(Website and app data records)
——————————

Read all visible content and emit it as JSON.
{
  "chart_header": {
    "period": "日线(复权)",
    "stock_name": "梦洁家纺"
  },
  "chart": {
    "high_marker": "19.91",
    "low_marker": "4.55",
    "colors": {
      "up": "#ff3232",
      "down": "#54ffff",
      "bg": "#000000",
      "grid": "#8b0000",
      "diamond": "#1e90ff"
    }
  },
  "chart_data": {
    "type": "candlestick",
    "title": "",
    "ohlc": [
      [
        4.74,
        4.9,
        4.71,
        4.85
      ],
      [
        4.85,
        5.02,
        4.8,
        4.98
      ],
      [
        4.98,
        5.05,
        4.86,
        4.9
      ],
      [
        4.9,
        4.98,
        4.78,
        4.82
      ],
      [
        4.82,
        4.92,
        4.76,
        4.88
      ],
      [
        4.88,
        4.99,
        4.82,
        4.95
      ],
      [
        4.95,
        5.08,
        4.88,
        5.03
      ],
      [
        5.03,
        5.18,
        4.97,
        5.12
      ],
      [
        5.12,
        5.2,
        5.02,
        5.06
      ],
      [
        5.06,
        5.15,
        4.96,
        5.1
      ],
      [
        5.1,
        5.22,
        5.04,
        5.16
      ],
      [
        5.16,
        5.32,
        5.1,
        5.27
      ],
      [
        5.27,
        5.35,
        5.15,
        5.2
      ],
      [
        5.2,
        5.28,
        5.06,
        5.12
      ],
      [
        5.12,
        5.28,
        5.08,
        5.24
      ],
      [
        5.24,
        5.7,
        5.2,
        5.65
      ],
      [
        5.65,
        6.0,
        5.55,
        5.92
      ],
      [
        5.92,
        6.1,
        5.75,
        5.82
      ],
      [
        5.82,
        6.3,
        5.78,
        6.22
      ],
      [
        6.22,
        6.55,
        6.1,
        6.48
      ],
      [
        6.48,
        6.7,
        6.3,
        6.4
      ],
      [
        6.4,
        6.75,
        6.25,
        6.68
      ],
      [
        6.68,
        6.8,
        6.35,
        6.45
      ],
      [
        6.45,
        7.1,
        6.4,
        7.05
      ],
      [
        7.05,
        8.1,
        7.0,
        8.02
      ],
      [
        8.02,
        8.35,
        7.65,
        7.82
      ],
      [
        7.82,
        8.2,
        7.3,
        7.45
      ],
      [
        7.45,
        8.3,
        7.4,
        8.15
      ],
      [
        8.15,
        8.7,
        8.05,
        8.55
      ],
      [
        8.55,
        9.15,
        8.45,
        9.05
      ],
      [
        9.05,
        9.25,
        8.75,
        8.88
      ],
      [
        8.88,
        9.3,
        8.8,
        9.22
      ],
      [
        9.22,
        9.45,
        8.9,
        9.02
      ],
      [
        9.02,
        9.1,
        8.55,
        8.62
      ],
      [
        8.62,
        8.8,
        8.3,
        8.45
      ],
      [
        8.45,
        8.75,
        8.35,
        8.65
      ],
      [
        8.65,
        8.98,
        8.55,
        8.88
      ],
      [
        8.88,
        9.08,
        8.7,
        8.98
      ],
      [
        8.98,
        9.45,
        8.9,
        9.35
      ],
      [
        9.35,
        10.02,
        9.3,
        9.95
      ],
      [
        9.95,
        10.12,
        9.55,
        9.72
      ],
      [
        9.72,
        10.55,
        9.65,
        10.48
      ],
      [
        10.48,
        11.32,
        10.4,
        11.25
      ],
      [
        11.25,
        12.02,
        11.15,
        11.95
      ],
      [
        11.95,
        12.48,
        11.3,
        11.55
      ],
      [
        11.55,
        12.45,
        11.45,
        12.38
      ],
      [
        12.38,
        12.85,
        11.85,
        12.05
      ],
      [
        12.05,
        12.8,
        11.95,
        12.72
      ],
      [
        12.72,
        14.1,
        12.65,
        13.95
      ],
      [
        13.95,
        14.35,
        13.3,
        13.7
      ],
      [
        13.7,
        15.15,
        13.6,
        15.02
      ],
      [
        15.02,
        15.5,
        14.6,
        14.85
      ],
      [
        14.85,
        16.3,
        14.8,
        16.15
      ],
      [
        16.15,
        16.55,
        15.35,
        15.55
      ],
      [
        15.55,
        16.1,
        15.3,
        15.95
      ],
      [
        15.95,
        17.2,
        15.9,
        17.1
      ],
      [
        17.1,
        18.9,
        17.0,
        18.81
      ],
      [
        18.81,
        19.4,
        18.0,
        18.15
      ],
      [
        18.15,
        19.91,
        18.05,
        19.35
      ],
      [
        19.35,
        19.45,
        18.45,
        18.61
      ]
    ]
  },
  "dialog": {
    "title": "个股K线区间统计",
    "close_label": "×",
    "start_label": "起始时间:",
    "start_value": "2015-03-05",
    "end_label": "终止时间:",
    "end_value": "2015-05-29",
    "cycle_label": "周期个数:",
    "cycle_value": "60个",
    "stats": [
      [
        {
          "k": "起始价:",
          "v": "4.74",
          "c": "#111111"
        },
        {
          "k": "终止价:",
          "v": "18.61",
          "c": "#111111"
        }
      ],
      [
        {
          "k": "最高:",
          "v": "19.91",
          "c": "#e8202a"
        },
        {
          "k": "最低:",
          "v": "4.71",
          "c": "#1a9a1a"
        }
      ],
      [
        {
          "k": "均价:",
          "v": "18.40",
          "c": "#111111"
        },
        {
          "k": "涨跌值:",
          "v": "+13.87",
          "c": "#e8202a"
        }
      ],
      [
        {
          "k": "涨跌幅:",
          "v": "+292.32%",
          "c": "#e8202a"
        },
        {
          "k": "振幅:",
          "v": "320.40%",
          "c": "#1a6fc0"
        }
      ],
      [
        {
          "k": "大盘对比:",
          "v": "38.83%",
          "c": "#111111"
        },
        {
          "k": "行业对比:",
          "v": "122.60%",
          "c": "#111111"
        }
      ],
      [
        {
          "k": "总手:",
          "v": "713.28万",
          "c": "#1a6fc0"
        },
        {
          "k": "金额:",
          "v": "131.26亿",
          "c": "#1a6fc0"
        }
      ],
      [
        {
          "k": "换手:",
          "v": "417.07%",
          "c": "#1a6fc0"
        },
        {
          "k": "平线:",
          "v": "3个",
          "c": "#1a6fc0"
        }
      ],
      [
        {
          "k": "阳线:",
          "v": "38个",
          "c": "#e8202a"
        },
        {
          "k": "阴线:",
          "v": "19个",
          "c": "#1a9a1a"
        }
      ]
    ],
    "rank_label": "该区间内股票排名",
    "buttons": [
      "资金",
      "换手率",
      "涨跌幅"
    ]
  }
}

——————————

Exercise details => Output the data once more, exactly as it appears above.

Response for this exercise =>
Read all visible content and emit it as JSON.
{
  "chart_header": {
    "period": "日线(复权)",
    "stock_name": "梦洁家纺"
  },
  "chart": {
    "high_marker": "19.91",
    "low_marker": "4.55",
    "colors": {
      "up": "#ff3232",
      "down": "#54ffff",
      "bg": "#000000",
      "grid": "#8b0000",
      "diamond": "#1e90ff"
    }
  },
  "chart_data": {
    "type": "candlestick",
    "title": "",
    "ohlc": [
      [
        4.74,
        4.9,
        4.71,
        4.85
      ],
      [
        4.85,
        5.02,
        4.8,
        4.98
      ],
      [
        4.98,
        5.05,
        4.86,
        4.9
      ],
      [
        4.9,
        4.98,
        4.78,
        4.82
      ],
      [
        4.82,
        4.92,
        4.76,
        4.88
      ],
      [
        4.88,
        4.99,
        4.82,
        4.95
      ],
      [
        4.95,
        5.08,
        4.88,
        5.03
      ],
      [
        5.03,
        5.18,
        4.97,
        5.12
      ],
      [
        5.12,
        5.2,
        5.02,
        5.06
      ],
      [
        5.06,
        5.15,
        4.96,
        5.1
      ],
      [
        5.1,
        5.22,
        5.04,
        5.16
      ],
      [
        5.16,
        5.32,
        5.1,
        5.27
      ],
      [
        5.27,
        5.35,
        5.15,
        5.2
      ],
      [
        5.2,
        5.28,
        5.06,
        5.12
      ],
      [
        5.12,
        5.28,
        5.08,
        5.24
      ],
      [
        5.24,
        5.7,
        5.2,
        5.65
      ],
      [
        5.65,
        6.0,
        5.55,
        5.92
      ],
      [
        5.92,
        6.1,
        5.75,
        5.82
      ],
      [
        5.82,
        6.3,
        5.78,
        6.22
      ],
      [
        6.22,
        6.55,
        6.1,
        6.48
      ],
      [
        6.48,
        6.7,
        6.3,
        6.4
      ],
      [
        6.4,
        6.75,
        6.25,
        6.68
      ],
      [
        6.68,
        6.8,
        6.35,
        6.45
      ],
      [
        6.45,
        7.1,
        6.4,
        7.05
      ],
      [
        7.05,
        8.1,
        7.0,
        8.02
      ],
      [
        8.02,
        8.35,
        7.65,
        7.82
      ],
      [
        7.82,
        8.2,
        7.3,
        7.45
      ],
      [
        7.45,
        8.3,
        7.4,
        8.15
      ],
      [
        8.15,
        8.7,
        8.05,
        8.55
      ],
      [
        8.55,
        9.15,
        8.45,
        9.05
      ],
      [
        9.05,
        9.25,
        8.75,
        8.88
      ],
      [
        8.88,
        9.3,
        8.8,
        9.22
      ],
      [
        9.22,
        9.45,
        8.9,
        9.02
      ],
      [
        9.02,
        9.1,
        8.55,
        8.62
      ],
      [
        8.62,
        8.8,
        8.3,
        8.45
      ],
      [
        8.45,
        8.75,
        8.35,
        8.65
      ],
      [
        8.65,
        8.98,
        8.55,
        8.88
      ],
      [
        8.88,
        9.08,
        8.7,
        8.98
      ],
      [
        8.98,
        9.45,
        8.9,
        9.35
      ],
      [
        9.35,
        10.02,
        9.3,
        9.95
      ],
      [
        9.95,
        10.12,
        9.55,
        9.72
      ],
      [
        9.72,
        10.55,
        9.65,
        10.48
      ],
      [
        10.48,
        11.32,
        10.4,
        11.25
      ],
      [
        11.25,
        12.02,
        11.15,
        11.95
      ],
      [
        11.95,
        12.48,
        11.3,
        11.55
      ],
      [
        11.55,
        12.45,
        11.45,
        12.38
      ],
      [
        12.38,
        12.85,
        11.85,
        12.05
      ],
      [
        12.05,
        12.8,
        11.95,
        12.72
      ],
      [
        12.72,
        14.1,
        12.65,
        13.95
      ],
      [
        13.95,
        14.35,
        13.3,
        13.7
      ],
      [
        13.7,
        15.15,
        13.6,
        15.02
      ],
      [
        15.02,
        15.5,
        14.6,
        14.85
      ],
      [
        14.85,
        16.3,
        14.8,
        16.15
      ],
      [
        16.15,
        16.55,
        15.35,
        15.55
      ],
      [
        15.55,
        16.1,
        15.3,
        15.95
      ],
      [
        15.95,
        17.2,
        15.9,
        17.1
      ],
      [
        17.1,
        18.9,
        17.0,
        18.81
      ],
      [
        18.81,
        19.4,
        18.0,
        18.15
      ],
      [
        18.15,
        19.91,
        18.05,
        19.35
      ],
      [
        19.35,
        19.45,
        18.45,
        18.61
      ]
    ]
  },
  "dialog": {
    "title": "个股K线区间统计",
    "close_label": "×",
    "start_label": "起始时间:",
    "start_value": "2015-03-05",
    "end_label": "终止时间:",
    "end_value": "2015-05-29",
    "cycle_label": "周期个数:",
    "cycle_value": "60个",
    "stats": [
      [
        {
          "k": "起始价:",
          "v": "4.74",
          "c": "#111111"
        },
        {
          "k": "终止价:",
          "v": "18.61",
          "c": "#111111"
        }
      ],
      [
        {
          "k": "最高:",
          "v": "19.91",
          "c": "#e8202a"
        },
        {
          "k": "最低:",
          "v": "4.71",
          "c": "#1a9a1a"
        }
      ],
      [
        {
          "k": "均价:",
          "v": "18.40",
          "c": "#111111"
        },
        {
          "k": "涨跌值:",
          "v": "+13.87",
          "c": "#e8202a"
        }
      ],
      [
        {
          "k": "涨跌幅:",
          "v": "+292.32%",
          "c": "#e8202a"
        },
        {
          "k": "振幅:",
          "v": "320.40%",
          "c": "#1a6fc0"
        }
      ],
      [
        {
          "k": "大盘对比:",
          "v": "38.83%",
          "c": "#111111"
        },
        {
          "k": "行业对比:",
          "v": "122.60%",
          "c": "#111111"
        }
      ],
      [
        {
          "k": "总手:",
          "v": "713.28万",
          "c": "#1a6fc0"
        },
        {
          "k": "金额:",
          "v": "131.26亿",
          "c": "#1a6fc0"
        }
      ],
      [
        {
          "k": "换手:",
          "v": "417.07%",
          "c": "#1a6fc0"
        },
        {
          "k": "平线:",
          "v": "3个",
          "c": "#1a6fc0"
        }
      ],
      [
        {
          "k": "阳线:",
          "v": "38个",
          "c": "#e8202a"
        },
        {
          "k": "阴线:",
          "v": "19个",
          "c": "#1a9a1a"
        }
      ]
    ],
    "rank_label": "该区间内股票排名",
    "buttons": [
      "资金",
      "换手率",
      "涨跌幅"
    ]
  }
}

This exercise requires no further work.